The reply should hold every line of the data, unchanged and complete.

◆ ◆ ◆ ◆ ◆ ◆ ◆

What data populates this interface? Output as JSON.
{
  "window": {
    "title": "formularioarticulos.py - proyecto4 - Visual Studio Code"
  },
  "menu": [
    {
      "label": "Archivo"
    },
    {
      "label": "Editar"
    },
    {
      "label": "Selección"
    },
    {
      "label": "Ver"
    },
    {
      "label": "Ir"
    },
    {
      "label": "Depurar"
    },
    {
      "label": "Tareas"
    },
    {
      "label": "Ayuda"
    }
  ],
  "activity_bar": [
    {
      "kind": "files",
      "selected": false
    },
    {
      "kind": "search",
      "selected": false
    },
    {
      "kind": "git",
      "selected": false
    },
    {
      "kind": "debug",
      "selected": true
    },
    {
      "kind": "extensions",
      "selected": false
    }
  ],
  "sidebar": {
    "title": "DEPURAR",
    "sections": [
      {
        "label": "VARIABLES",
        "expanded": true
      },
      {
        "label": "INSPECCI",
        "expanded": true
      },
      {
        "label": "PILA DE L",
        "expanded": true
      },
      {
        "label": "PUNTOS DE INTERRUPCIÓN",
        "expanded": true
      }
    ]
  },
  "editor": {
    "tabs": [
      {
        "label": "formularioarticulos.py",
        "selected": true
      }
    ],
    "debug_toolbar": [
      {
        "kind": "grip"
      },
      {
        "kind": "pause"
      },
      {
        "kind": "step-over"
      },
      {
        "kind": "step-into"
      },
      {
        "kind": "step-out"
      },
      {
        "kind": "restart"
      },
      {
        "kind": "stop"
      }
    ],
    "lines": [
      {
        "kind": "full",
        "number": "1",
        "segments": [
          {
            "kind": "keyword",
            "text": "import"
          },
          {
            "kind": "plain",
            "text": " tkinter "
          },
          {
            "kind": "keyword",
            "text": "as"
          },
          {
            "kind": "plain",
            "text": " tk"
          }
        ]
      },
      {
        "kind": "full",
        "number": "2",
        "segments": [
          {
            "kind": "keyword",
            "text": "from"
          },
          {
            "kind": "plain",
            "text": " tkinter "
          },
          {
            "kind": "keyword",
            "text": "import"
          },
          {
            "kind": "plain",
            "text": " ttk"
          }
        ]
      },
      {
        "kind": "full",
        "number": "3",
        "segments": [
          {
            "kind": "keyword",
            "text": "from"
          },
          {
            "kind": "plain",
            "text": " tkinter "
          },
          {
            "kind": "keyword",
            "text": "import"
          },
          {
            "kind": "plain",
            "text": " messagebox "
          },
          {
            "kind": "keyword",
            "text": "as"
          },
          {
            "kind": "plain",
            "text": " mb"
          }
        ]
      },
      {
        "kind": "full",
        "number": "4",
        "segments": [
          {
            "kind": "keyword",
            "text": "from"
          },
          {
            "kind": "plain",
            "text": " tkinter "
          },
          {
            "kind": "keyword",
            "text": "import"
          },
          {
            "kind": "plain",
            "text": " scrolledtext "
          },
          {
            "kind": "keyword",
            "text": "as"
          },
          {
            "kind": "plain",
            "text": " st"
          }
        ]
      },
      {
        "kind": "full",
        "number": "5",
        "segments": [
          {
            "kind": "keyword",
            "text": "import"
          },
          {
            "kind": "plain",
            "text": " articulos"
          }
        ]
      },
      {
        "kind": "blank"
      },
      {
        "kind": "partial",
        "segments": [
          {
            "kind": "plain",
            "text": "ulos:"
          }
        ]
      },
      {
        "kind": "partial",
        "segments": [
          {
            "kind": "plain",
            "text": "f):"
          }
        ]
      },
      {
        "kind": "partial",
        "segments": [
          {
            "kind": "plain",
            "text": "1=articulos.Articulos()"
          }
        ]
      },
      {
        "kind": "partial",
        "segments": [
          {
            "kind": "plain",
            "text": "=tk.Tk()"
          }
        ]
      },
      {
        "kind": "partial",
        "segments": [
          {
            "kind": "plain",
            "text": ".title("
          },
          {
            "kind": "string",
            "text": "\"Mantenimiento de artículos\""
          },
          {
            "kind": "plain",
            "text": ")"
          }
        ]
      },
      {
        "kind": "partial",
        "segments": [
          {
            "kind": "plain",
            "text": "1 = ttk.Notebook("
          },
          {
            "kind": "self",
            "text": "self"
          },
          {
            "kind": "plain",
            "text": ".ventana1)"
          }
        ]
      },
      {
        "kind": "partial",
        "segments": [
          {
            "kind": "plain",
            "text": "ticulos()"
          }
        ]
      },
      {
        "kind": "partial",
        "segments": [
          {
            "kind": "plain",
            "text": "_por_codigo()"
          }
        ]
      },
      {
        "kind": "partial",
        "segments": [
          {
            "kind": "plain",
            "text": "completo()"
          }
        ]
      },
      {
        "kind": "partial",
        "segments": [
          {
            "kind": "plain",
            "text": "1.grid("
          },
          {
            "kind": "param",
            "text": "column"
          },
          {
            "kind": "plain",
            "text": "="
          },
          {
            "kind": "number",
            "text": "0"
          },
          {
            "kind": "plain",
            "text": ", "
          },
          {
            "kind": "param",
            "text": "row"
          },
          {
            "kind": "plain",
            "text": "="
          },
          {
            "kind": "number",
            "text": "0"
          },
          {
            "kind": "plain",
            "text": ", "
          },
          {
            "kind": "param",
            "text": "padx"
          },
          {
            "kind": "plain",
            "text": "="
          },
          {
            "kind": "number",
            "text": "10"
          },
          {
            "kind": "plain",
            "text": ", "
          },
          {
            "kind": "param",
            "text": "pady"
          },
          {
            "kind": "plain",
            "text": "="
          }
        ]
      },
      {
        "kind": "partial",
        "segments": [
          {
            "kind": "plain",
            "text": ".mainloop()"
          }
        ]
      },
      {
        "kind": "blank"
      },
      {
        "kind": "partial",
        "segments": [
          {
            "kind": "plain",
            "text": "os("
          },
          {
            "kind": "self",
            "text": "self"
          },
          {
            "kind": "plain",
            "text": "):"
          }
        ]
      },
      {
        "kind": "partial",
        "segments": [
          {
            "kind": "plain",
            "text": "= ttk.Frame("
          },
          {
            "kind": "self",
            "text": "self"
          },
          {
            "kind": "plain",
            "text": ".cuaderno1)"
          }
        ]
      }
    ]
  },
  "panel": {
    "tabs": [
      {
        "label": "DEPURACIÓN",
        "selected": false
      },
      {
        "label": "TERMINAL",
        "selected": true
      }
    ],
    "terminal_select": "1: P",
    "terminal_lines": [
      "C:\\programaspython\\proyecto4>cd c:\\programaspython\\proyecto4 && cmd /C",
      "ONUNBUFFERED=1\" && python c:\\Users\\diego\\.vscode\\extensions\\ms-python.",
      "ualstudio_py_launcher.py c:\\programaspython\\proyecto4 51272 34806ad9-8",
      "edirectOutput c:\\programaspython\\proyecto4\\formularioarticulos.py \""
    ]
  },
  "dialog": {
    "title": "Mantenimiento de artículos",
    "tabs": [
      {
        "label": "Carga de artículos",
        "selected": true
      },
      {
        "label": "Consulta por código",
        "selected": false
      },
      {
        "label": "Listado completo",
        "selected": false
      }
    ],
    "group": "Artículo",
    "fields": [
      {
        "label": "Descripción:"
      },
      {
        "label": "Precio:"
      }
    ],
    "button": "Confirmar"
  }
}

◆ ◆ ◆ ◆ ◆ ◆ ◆

▶ Response box
What data populates this interface? Output as JSON.
{
  "window": {
    "title": "formularioarticulos.py - proyecto4 - Visual Studio Code"
  },
  "menu": [
    {
      "label": "Archivo"
    },
    {
      "label": "Editar"
    },
    {
      "label": "Selección"
    },
    {
      "label": "Ver"
    },
    {
      "label": "Ir"
    },
    {
      "label": "Depurar"
    },
    {
      "label": "Tareas"
    },
    {
      "label": "Ayuda"
    }
  ],
  "activity_bar": [
    {
      "kind": "files",
      "selected": false
    },
    {
      "kind": "search",
      "selected": false
    },
    {
      "kind": "git",
      "selected": false
    },
    {
      "kind": "debug",
      "selected": true
    },
    {
      "kind": "extensions",
      "selected": false
    }
  ],
  "sidebar": {
    "title": "DEPURAR",
    "sections": [
      {
        "label": "VARIABLES",
        "expanded": true
      },
      {
        "label": "INSPECCI",
        "expanded": true
      },
      {
        "label": "PILA DE L",
        "expanded": true
      },
      {
        "label": "PUNTOS DE INTERRUPCIÓN",
        "expanded": true
      }
    ]
  },
  "editor": {
    "tabs": [
      {
        "label": "formularioarticulos.py",
        "selected": true
      }
    ],
    "debug_toolbar": [
      {
        "kind": "grip"
      },
      {
        "kind": "pause"
      },
      {
        "kind": "step-over"
      },
      {
        "kind": "step-into"
      },
      {
        "kind": "step-out"
      },
      {
        "kind": "restart"
      },
      {
        "kind": "stop"
      }
    ],
    "lines": [
      {
        "kind": "full",
        "number": "1",
        "segments": [
          {
            "kind": "keyword",
            "text": "import"
          },
          {
            "kind": "plain",
            "text": " tkinter "
          },
          {
            "kind": "keyword",
            "text": "as"
          },
          {
            "kind": "plain",
            "text": " tk"
          }
        ]
      },
      {
        "kind": "full",
        "number": "2",
        "segments": [
          {
            "kind": "keyword",
            "text": "from"
          },
          {
            "kind": "plain",
            "text": " tkinter "
          },
          {
            "kind": "keyword",
            "text": "import"
          },
          {
            "kind": "plain",
            "text": " ttk"
          }
        ]
      },
      {
        "kind": "full",
        "number": "3",
        "segments": [
          {
            "kind": "keyword",
            "text": "from"
          },
          {
            "kind": "plain",
            "text": " tkinter "
          },
          {
            "kind": "keyword",
            "text": "import"
          },
          {
            "kind": "plain",
            "text": " messagebox "
          },
          {
            "kind": "keyword",
            "text": "as"
          },
          {
            "kind": "plain",
            "text": " mb"
          }
        ]
      },
      {
        "kind": "full",
        "number": "4",
        "segments": [
          {
            "kind": "keyword",
            "text": "from"
          },
          {
            "kind": "plain",
            "text": " tkinter "
          },
          {
            "kind": "keyword",
            "text": "import"
          },
          {
            "kind": "plain",
            "text": " scrolledtext "
          },
          {
            "kind": "keyword",
            "text": "as"
          },
          {
            "kind": "plain",
            "text": " st"
          }
        ]
      },
      {
        "kind": "full",
        "number": "5",
        "segments": [
          {
            "kind": "keyword",
            "text": "import"
          },
          {
            "kind": "plain",
            "text": " articulos"
          }
        ]
      },
      {
        "kind": "blank"
      },
      {
        "kind": "partial",
        "segments": [
          {
            "kind": "plain",
            "text": "ulos:"
          }
        ]
      },
      {
        "kind": "partial",
        "segments": [
          {
            "kind": "plain",
            "text": "f):"
          }
        ]
      },
      {
        "kind": "partial",
        "segments": [
          {
            "kind": "plain",
            "text": "1=articulos.Articulos()"
          }
        ]
      },
      {
        "kind": "partial",
        "segments": [
          {
            "kind": "plain",
            "text": "=tk.Tk()"
          }
        ]
      },
      {
        "kind": "partial",
        "segments": [
          {
            "kind": "plain",
            "text": ".title("
          },
          {
            "kind": "string",
            "text": "\"Mantenimiento de artículos\""
          },
          {
            "kind": "plain",
            "text": ")"
          }
        ]
      },
      {
        "kind": "partial",
        "segments": [
          {
            "kind": "plain",
            "text": "1 = ttk.Notebook("
          },
          {
            "kind": "self",
            "text": "self"
          },
          {
            "kind": "plain",
            "text": ".ventana1)"
          }
        ]
      },
      {
        "kind": "partial",
        "segments": [
          {
            "kind": "plain",
            "text": "ticulos()"
          }
        ]
      },
      {
        "kind": "partial",
        "segments": [
          {
            "kind": "plain",
            "text": "_por_codigo()"
          }
        ]
      },
      {
        "kind": "partial",
        "segments": [
          {
            "kind": "plain",
            "text": "completo()"
          }
        ]
      },
      {
        "kind": "partial",
        "segments": [
          {
            "kind": "plain",
            "text": "1.grid("
          },
          {
            "kind": "param",
            "text": "column"
          },
          {
            "kind": "plain",
            "text": "="
          },
          {
            "kind": "number",
            "text": "0"
          },
          {
            "kind": "plain",
            "text": ", "
          },
          {
            "kind": "param",
            "text": "row"
          },
          {
            "kind": "plain",
            "text": "="
          },
          {
            "kind": "number",
            "text": "0"
          },
          {
            "kind": "plain",
            "text": ", "
          },
          {
            "kind": "param",
            "text": "padx"
          },
          {
            "kind": "plain",
            "text": "="
          },
          {
            "kind": "number",
            "text": "10"
          },
          {
            "kind": "plain",
            "text": ", "
          },
          {
            "kind": "param",
            "text": "pady"
          },
          {
            "kind": "plain",
            "text": "="
          }
        ]
      },
      {
        "kind": "partial",
        "segments": [
          {
            "kind": "plain",
            "text": ".mainloop()"
          }
        ]
      },
      {
        "kind": "blank"
      },
      {
        "kind": "partial",
        "segments": [
          {
            "kind": "plain",
            "text": "os("
          },
          {
            "kind": "self",
            "text": "self"
          },
          {
            "kind": "plain",
            "text": "):"
          }
        ]
      },
      {
        "kind": "partial",
        "segments": [
          {
            "kind": "plain",
            "text": "= ttk.Frame("
          },
          {
            "kind": "self",
            "text": "self"
          },
          {
            "kind": "plain",
            "text": ".cuaderno1)"
          }
        ]
      }
    ]
  },
  "panel": {
    "tabs": [
      {
        "label": "DEPURACIÓN",
        "selected": false
      },
      {
        "label": "TERMINAL",
        "selected": true
      }
    ],
    "terminal_select": "1: P",
    "terminal_lines": [
      "C:\\programaspython\\proyecto4>cd c:\\programaspython\\proyecto4 && cmd /C",
      "ONUNBUFFERED=1\" && python c:\\Users\\diego\\.vscode\\extensions\\ms-python.",
      "ualstudio_py_launcher.py c:\\programaspython\\proyecto4 51272 34806ad9-8",
      "edirectOutput c:\\programaspython\\proyecto4\\formularioarticulos.py \""
    ]
  },
  "dialog": {
    "title": "Mantenimiento de artículos",
    "tabs": [
      {
        "label": "Carga de artículos",
        "selected": true
      },
      {
        "label": "Consulta por código",
        "selected": false
      },
      {
        "label": "Listado completo",
        "selected": false
      }
    ],
    "group": "Artículo",
    "fields": [
      {
        "label": "Descripción:"
      },
      {
        "label": "Precio:"
      }
    ],
    "button": "Confirmar"
  }
}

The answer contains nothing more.